Pull every line from the records that has the word "color" in it.
*** INFORMATION PROVIDED Section Begins ***
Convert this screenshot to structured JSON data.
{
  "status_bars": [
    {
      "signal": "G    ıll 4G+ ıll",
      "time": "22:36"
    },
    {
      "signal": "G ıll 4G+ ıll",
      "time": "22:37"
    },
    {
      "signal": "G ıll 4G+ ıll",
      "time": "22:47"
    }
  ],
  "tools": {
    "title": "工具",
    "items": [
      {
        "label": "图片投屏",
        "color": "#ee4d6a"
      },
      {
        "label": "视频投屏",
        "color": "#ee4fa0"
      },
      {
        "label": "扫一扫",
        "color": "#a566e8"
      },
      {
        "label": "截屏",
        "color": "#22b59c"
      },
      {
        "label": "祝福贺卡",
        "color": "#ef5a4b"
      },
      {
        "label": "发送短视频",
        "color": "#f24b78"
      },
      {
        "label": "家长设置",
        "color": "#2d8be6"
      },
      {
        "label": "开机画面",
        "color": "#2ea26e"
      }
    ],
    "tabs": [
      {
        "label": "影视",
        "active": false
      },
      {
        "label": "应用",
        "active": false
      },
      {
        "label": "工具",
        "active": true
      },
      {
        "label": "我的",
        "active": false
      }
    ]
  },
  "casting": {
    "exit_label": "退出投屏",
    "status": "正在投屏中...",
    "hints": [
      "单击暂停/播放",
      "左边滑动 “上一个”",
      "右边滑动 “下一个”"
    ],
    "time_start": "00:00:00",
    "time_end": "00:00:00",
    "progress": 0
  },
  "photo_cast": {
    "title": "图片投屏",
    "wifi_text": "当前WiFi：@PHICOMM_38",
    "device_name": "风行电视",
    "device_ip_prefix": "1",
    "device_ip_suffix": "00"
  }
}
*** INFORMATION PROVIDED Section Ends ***
> **EXERCISE OUTPUT**
        "color": "#ee4d6a"
        "color": "#ee4fa0"
        "color": "#a566e8"
        "color": "#22b59c"
        "color": "#ef5a4b"
        "color": "#f24b78"
        "color": "#2d8be6"
        "color": "#2ea26e"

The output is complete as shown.